A man liked by everybody is a difficult achievement to aspire to in life and though he was liked by most there was at least one blemish on that reputation though, it appears not as his fault. In a claim for wrongful dismissal from his North Pier ‘On With the Show’, Theresa Collins aka Tessa Deane a soprano took the claim to the Manchester Assizes. The case was found ultimately for Lawrence Wright so he didn’t have to pay the £240 if the case was found for the plaintiff. It seems she had merely spoken the words to ‘God Save the King’ as she had a sore throat and over this evident lapse there was an alleged altercation with Dave Morris (whose now lies in Carleton Cemetery in the town.) Cross examined, Lawrence Wright claimed that she had sung the song, ‘A Wonderful Thing Is Love’ that she was contracted to sing but because he refused her leave to perform for the BBC she became upset. Who was right and who was wrong?
Shortly before his death he was awarded the Ivor Novello prize for outstanding services to music and after his death his company was sold and the rights being acquired by Michael Jackson as reported.

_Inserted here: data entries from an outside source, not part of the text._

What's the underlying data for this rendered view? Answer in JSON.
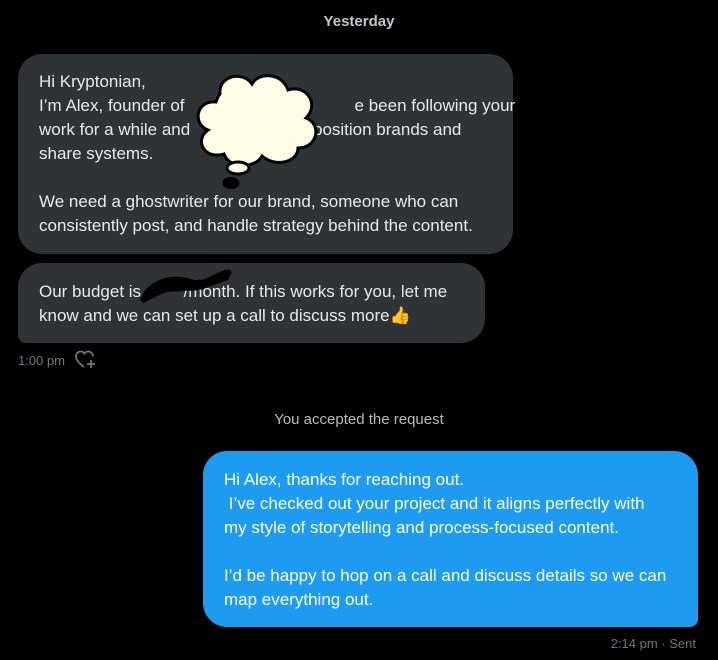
{
  "conversation": {
    "date_separator": "Yesterday",
    "incoming": {
      "message1_lines": [
        "Hi Kryptonian,",
        "I’m Alex, founder of                                    e been following your",
        "work for a while and                          position brands and",
        "share systems.",
        "",
        "We need a ghostwriter for our brand, someone who can",
        "consistently post, and handle strategy behind the content."
      ],
      "message2_lines": [
        "Our budget is         /month. If this works for you, let me",
        "know and we can set up a call to discuss more👍"
      ],
      "time": "1:00 pm",
      "react_icon": "heart-plus-icon"
    },
    "system_message": "You accepted the request",
    "outgoing": {
      "message_lines": [
        "Hi Alex, thanks for reaching out.",
        " I’ve checked out your project and it aligns perfectly with",
        "my style of storytelling and process-focused content.",
        "",
        "I’d be happy to hop on a call and discuss details so we can",
        "map everything out."
      ],
      "status": "2:14 pm · Sent"
    }
  },
  "colors": {
    "background": "#000000",
    "incoming_bubble": "#2f3336",
    "outgoing_bubble": "#1d9bf0",
    "meta_text": "#71767b",
    "censor_cloud": "#fffde6"
  }
}
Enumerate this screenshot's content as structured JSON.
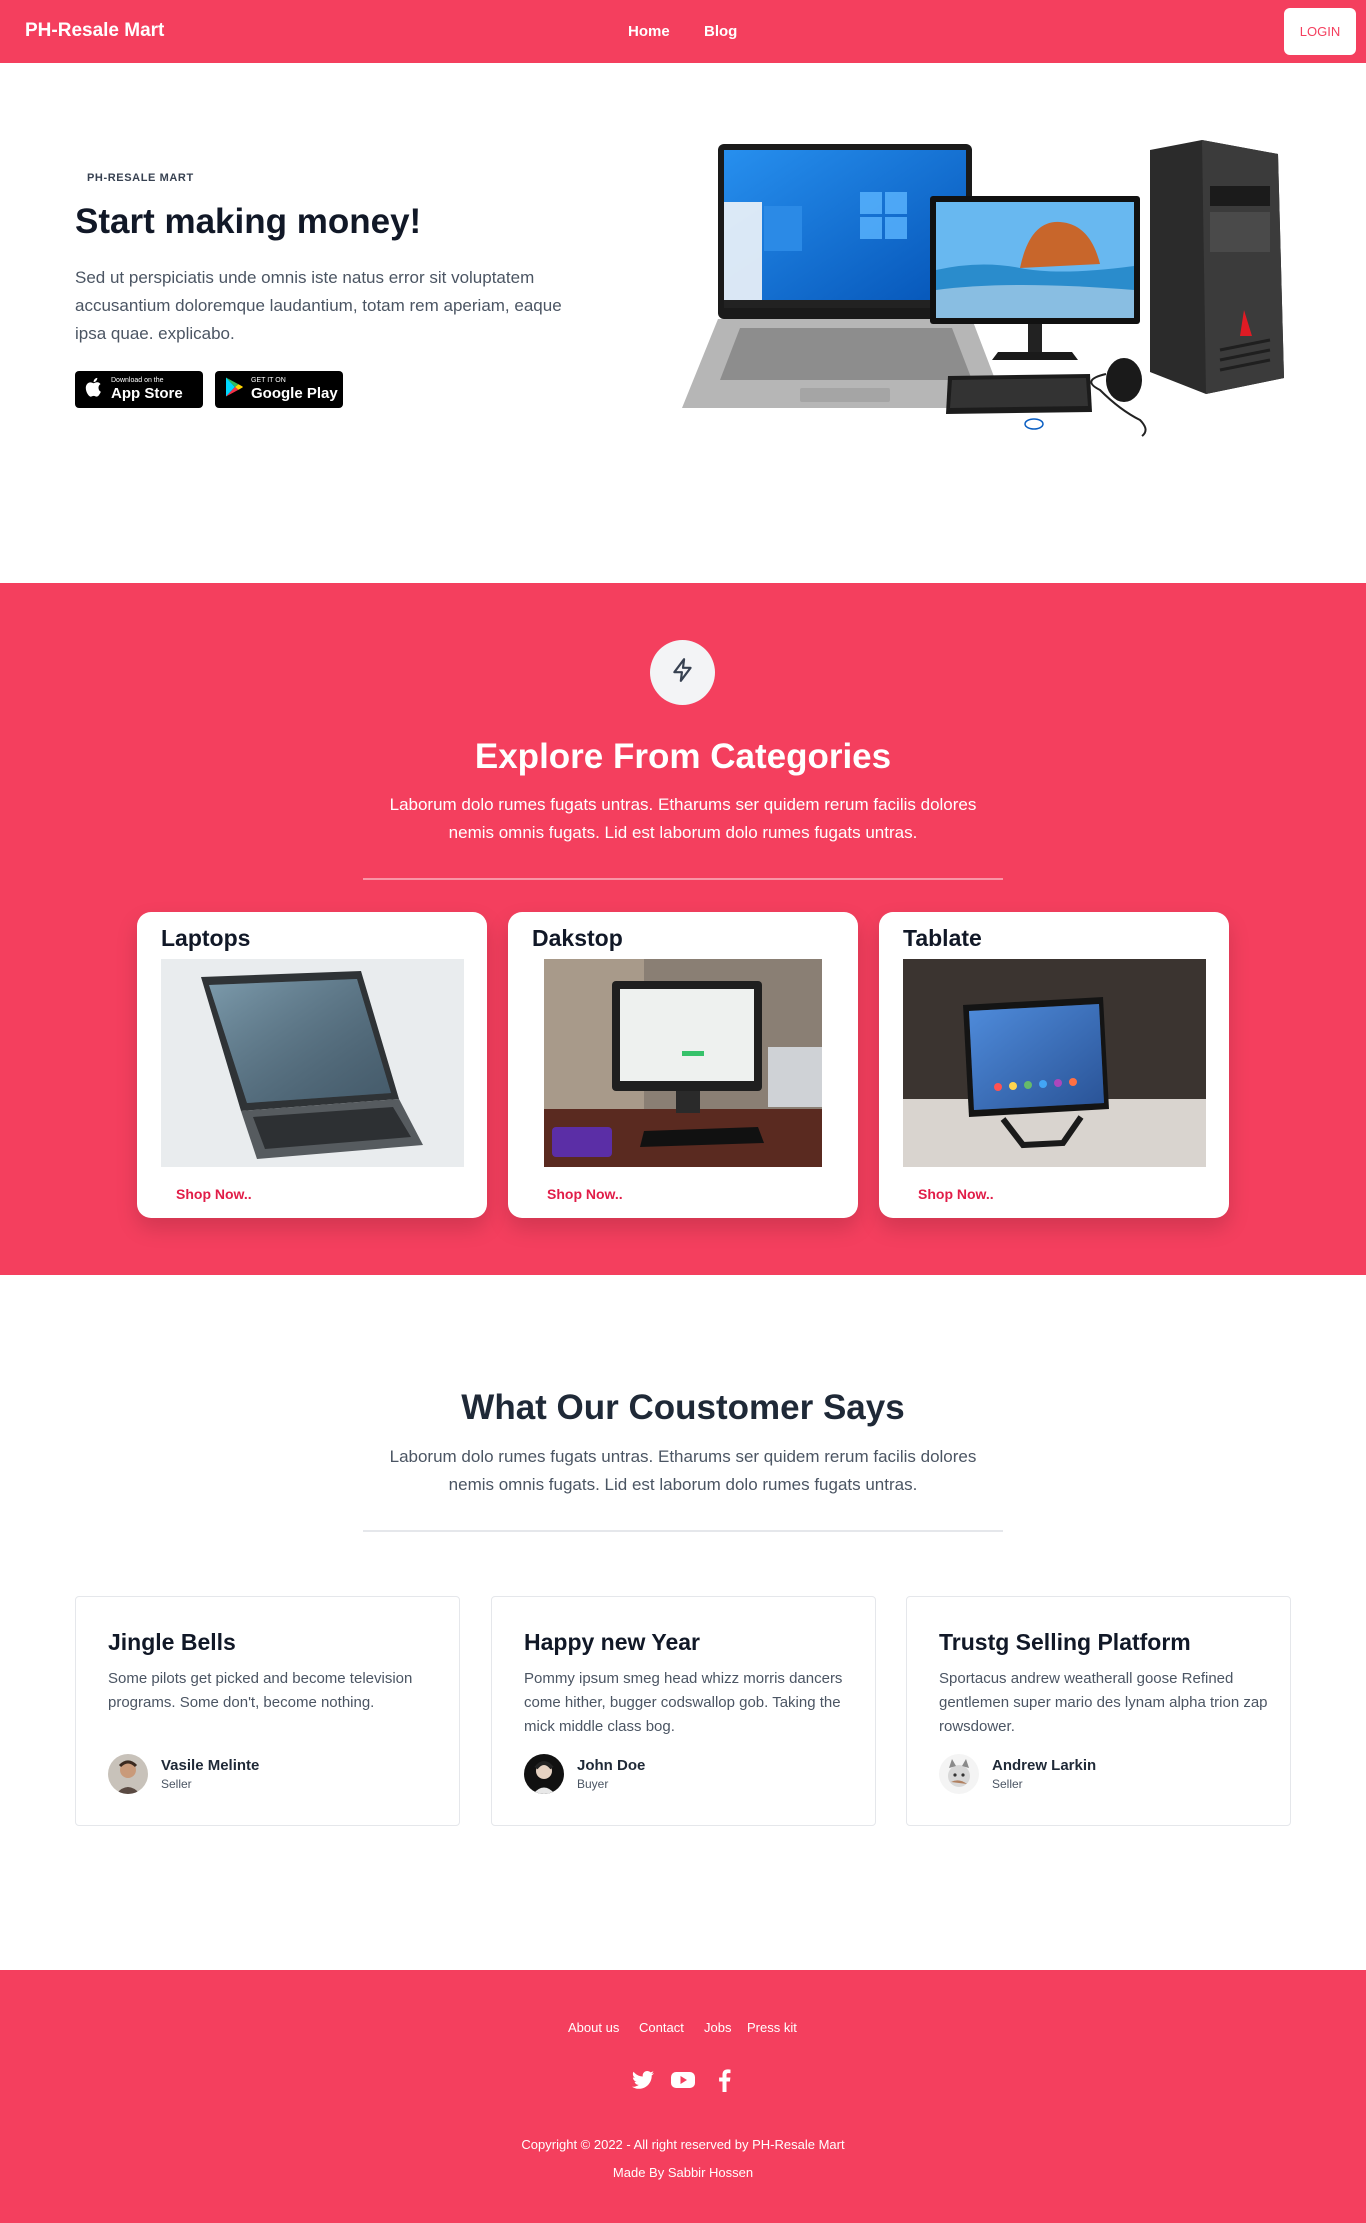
{
  "navbar": {
    "brand": "PH-Resale Mart",
    "links": [
      "Home",
      "Blog"
    ],
    "login_label": "LOGIN"
  },
  "hero": {
    "eyebrow": "PH-RESALE MART",
    "title": "Start making money!",
    "description": "Sed ut perspiciatis unde omnis iste natus error sit voluptatem accusantium doloremque laudantium, totam rem aperiam, eaque ipsa quae. explicabo.",
    "app_store": {
      "small": "Download on the",
      "big": "App Store"
    },
    "google_play": {
      "small": "GET IT ON",
      "big": "Google Play"
    }
  },
  "categories": {
    "icon": "lightning-bolt-icon",
    "title": "Explore From Categories",
    "description": "Laborum dolo rumes fugats untras. Etharums ser quidem rerum facilis dolores nemis omnis fugats. Lid est laborum dolo rumes fugats untras.",
    "items": [
      {
        "name": "Laptops",
        "cta": "Shop Now.."
      },
      {
        "name": "Dakstop",
        "cta": "Shop Now.."
      },
      {
        "name": "Tablate",
        "cta": "Shop Now.."
      }
    ]
  },
  "testimonials": {
    "title": "What Our Coustomer Says",
    "description": "Laborum dolo rumes fugats untras. Etharums ser quidem rerum facilis dolores nemis omnis fugats. Lid est laborum dolo rumes fugats untras.",
    "items": [
      {
        "title": "Jingle Bells",
        "body": "Some pilots get picked and become television programs. Some don't, become nothing.",
        "name": "Vasile Melinte",
        "role": "Seller"
      },
      {
        "title": "Happy new Year",
        "body": "Pommy ipsum smeg head whizz morris dancers come hither, bugger codswallop gob. Taking the mick middle class bog.",
        "name": "John Doe",
        "role": "Buyer"
      },
      {
        "title": "Trustg Selling Platform",
        "body": "Sportacus andrew weatherall goose Refined gentlemen super mario des lynam alpha trion zap rowsdower.",
        "name": "Andrew Larkin",
        "role": "Seller"
      }
    ]
  },
  "footer": {
    "links": [
      "About us",
      "Contact",
      "Jobs",
      "Press kit"
    ],
    "social_icons": [
      "twitter-icon",
      "youtube-icon",
      "facebook-icon"
    ],
    "copyright": "Copyright © 2022 - All right reserved by PH-Resale Mart",
    "made_by": "Made By Sabbir Hossen"
  },
  "colors": {
    "brand": "#f43f5e",
    "accent_text": "#e11d48",
    "dark_text": "#111827"
  }
}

Lawrence died in 1964 in Victoria Hospital Blackpool after falling and fracturing his thigh at his bungalow home in Carlin Gate. A funeral service was conducted at the actors’ church of St Stephen’s, not far from his home, at noon on Friday May 22nd and he was cremated at Carleton Cemetery in the town. Death was due to ‘hypostatic pneumonia due to immobilisation in bed.’
The obituary notice in the Leicester Mercury reads; ‘Wright’ (Horatio Nicholls). On May 16th, suddenly in hospital at Blackpool, Lawrence, aged 76 years, of 13 Carlin Gate Blackpool and Wright House, Denmark Street, London W.C.2. To be received into the Actors’ Chapel of the Parish Church of St Stephen on the Cliffs, Thursday May 21st at 8pm. Funeral service Friday 12 noon, prior to cremation at Carleton Crematorium, at 12.40 pm. No flowers by request. Donations in lieu, please, to the Secretary of the Variety Artistes’ Federation, 18, Charing Cross Road, London W.C.2. All enquiries, please to Taylor’s Funeral Service, 69 Holmfield road, Blackpool.
Sources and Acknowledgements, further reading.
The British Library Newspapers via findmypast and bmd’s via findmypast.
The picture of the sculpture on its way to Blackpool outside the Leicester galleries in Irving Street, London and the adults only display on the Promenade during what appears to be 1940’s wartime.